A strawbale building is under construction on the St.Ann’s Community Orchard, and it already has an occupant. A Wren (Troglodytes troglodytes) has built a nest amongst the insulation at the top of the building’s timber frame, and accessing the nest via a hole in the soffits which is yet to be closed up. I was able to take a couple of photos; they’re not great quality, as I didn’t want to get too close, nor to use the flash, for fear of alarming the birds.
The nest is a well-constructed ball of vegetation, with just a narrow opening near the top; this is probably the origin of the bird’s latin name, which means “cave dweller”. In this photo, an adult bird can be seen at the nest’s entrance, regarding me warily, whilst the yellow gaping mouth of one of the hungry chicks is also visible….
In the second photo, the adult bird can be seen out of the nest, about to go foraging for caterpillars to feed the chicks with….
The birds seems fairly used to people, and untroubled by the ongoing building work! Hopefully the building’s first occupants will successfully fly the nest in due course…
Thanks to Vivien Crump for this photo of a classic May woodland sight…..
Vivien took the photo in Bunny Wood – a Wildlife Trust reserve about 7 miles south of Nottingham. The reserve is one of the closest remnants of ancient woodland to the city, and is reknowned for its bluebells at this time of year. It’s a bit further out than most of the places I feature, but well worth a visit if you can get out there.
I recently noticed an interesting plant growing right by the side of the Western Boulevard ring-road…..

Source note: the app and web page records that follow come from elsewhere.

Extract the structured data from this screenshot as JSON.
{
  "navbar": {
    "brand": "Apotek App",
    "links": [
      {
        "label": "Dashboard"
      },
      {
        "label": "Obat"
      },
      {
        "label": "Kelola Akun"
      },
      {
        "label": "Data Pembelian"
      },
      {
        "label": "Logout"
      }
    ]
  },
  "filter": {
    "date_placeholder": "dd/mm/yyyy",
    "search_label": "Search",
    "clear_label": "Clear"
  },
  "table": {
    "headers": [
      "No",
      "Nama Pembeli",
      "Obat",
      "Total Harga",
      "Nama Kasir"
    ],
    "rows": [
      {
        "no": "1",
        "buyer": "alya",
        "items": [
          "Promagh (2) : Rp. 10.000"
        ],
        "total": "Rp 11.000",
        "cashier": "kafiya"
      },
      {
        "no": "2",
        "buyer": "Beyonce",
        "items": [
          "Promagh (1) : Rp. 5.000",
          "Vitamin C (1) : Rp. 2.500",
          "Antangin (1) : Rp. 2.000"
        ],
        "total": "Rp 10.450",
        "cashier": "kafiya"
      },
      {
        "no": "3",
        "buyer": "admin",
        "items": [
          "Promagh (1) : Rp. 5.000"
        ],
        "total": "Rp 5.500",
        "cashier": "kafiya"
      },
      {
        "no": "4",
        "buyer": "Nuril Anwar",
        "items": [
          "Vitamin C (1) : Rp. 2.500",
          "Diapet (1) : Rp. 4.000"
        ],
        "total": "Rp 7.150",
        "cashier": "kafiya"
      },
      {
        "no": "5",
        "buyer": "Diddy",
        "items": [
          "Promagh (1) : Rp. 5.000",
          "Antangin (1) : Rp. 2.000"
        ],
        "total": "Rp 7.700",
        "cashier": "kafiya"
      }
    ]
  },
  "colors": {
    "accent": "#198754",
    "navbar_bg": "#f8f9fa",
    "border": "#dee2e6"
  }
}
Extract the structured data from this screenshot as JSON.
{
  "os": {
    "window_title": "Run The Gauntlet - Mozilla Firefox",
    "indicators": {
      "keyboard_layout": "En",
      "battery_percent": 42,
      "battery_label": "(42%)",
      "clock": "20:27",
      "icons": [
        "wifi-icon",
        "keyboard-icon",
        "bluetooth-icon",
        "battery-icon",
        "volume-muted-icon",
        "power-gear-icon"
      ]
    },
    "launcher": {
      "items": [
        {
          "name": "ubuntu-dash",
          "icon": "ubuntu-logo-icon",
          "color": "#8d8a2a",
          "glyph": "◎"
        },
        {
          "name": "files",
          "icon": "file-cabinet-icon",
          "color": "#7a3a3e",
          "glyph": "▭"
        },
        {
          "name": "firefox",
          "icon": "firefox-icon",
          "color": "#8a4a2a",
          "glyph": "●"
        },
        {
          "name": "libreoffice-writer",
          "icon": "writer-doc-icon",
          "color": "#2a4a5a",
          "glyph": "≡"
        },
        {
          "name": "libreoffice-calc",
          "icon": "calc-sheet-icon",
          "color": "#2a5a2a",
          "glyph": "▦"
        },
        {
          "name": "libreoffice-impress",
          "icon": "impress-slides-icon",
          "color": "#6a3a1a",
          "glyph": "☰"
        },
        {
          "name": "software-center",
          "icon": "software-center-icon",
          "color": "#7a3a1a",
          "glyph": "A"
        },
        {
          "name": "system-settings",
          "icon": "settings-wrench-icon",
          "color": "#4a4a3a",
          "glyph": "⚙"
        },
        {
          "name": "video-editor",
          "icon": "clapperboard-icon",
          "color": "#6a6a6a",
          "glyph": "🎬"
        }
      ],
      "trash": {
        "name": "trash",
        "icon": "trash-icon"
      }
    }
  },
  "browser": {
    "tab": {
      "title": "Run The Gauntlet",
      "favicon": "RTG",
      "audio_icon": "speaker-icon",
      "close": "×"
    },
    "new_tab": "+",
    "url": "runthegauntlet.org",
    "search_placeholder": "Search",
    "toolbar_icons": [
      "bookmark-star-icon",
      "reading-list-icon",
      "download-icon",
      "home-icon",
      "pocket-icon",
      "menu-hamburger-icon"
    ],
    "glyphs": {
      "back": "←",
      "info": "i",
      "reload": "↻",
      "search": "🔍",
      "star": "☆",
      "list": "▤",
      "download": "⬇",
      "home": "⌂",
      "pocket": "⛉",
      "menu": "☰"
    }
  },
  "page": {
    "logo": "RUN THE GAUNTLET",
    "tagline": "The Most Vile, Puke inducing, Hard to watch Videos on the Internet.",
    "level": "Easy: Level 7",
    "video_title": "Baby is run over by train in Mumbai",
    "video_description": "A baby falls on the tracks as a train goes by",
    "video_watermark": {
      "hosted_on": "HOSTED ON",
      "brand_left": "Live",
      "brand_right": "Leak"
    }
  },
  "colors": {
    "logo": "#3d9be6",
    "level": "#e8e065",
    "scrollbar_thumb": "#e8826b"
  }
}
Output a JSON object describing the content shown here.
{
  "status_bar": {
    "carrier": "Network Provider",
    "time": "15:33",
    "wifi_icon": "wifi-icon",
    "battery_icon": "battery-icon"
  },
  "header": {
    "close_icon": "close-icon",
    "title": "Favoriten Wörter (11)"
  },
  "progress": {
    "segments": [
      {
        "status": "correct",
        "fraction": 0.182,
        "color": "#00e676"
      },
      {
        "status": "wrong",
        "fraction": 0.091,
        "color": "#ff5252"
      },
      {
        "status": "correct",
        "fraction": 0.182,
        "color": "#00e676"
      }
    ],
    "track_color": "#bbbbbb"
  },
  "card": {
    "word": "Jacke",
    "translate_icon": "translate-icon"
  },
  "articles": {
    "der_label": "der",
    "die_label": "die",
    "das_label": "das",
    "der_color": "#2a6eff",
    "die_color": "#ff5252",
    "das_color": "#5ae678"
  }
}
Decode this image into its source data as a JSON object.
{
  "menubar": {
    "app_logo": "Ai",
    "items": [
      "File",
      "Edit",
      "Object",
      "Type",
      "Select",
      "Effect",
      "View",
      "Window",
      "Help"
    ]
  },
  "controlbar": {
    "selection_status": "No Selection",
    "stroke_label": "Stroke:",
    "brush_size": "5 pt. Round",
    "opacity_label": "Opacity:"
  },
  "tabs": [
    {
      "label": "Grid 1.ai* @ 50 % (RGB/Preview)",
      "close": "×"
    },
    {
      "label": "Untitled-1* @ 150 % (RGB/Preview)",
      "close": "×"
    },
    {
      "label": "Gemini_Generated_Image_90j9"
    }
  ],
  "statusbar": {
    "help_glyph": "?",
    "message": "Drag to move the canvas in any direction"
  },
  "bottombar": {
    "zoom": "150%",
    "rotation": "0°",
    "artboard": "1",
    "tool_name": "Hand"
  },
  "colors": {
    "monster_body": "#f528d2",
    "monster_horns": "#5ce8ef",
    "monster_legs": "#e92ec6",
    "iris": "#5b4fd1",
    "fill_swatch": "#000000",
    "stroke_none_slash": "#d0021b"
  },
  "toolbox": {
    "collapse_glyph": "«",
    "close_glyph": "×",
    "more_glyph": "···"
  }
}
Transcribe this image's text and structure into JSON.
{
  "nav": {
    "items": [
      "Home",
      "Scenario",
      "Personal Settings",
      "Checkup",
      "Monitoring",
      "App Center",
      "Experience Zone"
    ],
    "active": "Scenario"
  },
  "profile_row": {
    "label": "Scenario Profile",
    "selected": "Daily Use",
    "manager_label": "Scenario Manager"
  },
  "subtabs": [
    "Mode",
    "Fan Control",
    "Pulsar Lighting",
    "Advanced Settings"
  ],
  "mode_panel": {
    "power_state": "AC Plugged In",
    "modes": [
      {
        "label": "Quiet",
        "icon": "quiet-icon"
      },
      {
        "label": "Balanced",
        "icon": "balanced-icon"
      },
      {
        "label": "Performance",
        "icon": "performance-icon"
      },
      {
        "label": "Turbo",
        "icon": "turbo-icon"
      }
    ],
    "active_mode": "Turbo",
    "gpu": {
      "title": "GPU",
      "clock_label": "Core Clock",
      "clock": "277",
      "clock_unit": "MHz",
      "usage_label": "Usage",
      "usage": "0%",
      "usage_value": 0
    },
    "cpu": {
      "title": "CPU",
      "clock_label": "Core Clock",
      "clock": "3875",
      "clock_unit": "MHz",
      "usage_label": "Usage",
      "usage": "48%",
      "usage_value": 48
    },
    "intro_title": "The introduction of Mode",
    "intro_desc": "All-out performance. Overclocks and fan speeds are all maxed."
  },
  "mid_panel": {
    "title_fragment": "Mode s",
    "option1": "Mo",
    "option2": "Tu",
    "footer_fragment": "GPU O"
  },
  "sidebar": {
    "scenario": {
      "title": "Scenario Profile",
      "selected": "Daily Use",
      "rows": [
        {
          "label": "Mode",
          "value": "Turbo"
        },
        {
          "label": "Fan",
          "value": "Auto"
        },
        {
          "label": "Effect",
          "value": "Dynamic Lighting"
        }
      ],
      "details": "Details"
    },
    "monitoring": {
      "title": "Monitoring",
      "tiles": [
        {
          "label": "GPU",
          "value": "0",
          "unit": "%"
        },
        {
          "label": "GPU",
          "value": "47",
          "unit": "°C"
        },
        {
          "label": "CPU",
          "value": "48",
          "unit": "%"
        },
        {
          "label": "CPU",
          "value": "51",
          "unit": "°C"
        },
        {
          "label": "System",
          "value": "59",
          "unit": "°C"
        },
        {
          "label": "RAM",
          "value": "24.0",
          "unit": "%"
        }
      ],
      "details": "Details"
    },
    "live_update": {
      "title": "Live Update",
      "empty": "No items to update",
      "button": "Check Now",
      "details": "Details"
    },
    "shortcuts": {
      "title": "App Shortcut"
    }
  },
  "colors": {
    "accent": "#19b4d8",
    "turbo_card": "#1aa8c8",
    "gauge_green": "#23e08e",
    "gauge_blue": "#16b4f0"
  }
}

There is a distinctive line of white low-growing flowers alongside the road edge – this is Danish scurvy-grass (Cochlearia danica), a member of the cabbage family. Here’s a closer look, unfortunately not of the best quality….
Danish scurvy-grass is a coastal plant, whose common name derives from the fact that sailors used to chew its vitamin-C rich leaves to ward off scurvy. Its usual habitat is coastal sand, shingle and salt-marsh, but it is no surprise to find it so far inland. It is adapted to grow in places with high salt levels which would be intolerable to most species, and the application of salt to main roads in winter has made the very edge of such roads an ideal habitat for it (and not very good for much else).
The plant has therefore spread inland from the coast along roads and motorways, aided by the turbulence from passing high-speed traffic, which rapidly distributes its tiny seeds. As a result, it is now one of the most widely-expanding native plants in Britain.
Look out for it next time you’re on or near a major road – it’s flowering now and at it’s most conspicuous.
Nic Cairns sent in some fine photos of trees in blossom, taken at Ecoworks Community Garden…..
The blossom shown is all on cultivated trees (Cherry, Apple and Plum) rather than natives – but such flowers are still of great value for pollinating insects such as bees and hoverflies, and a flowering fruit tree can be a worthwhile contribution to any wildlife garden. Thanks to Nic for the photos.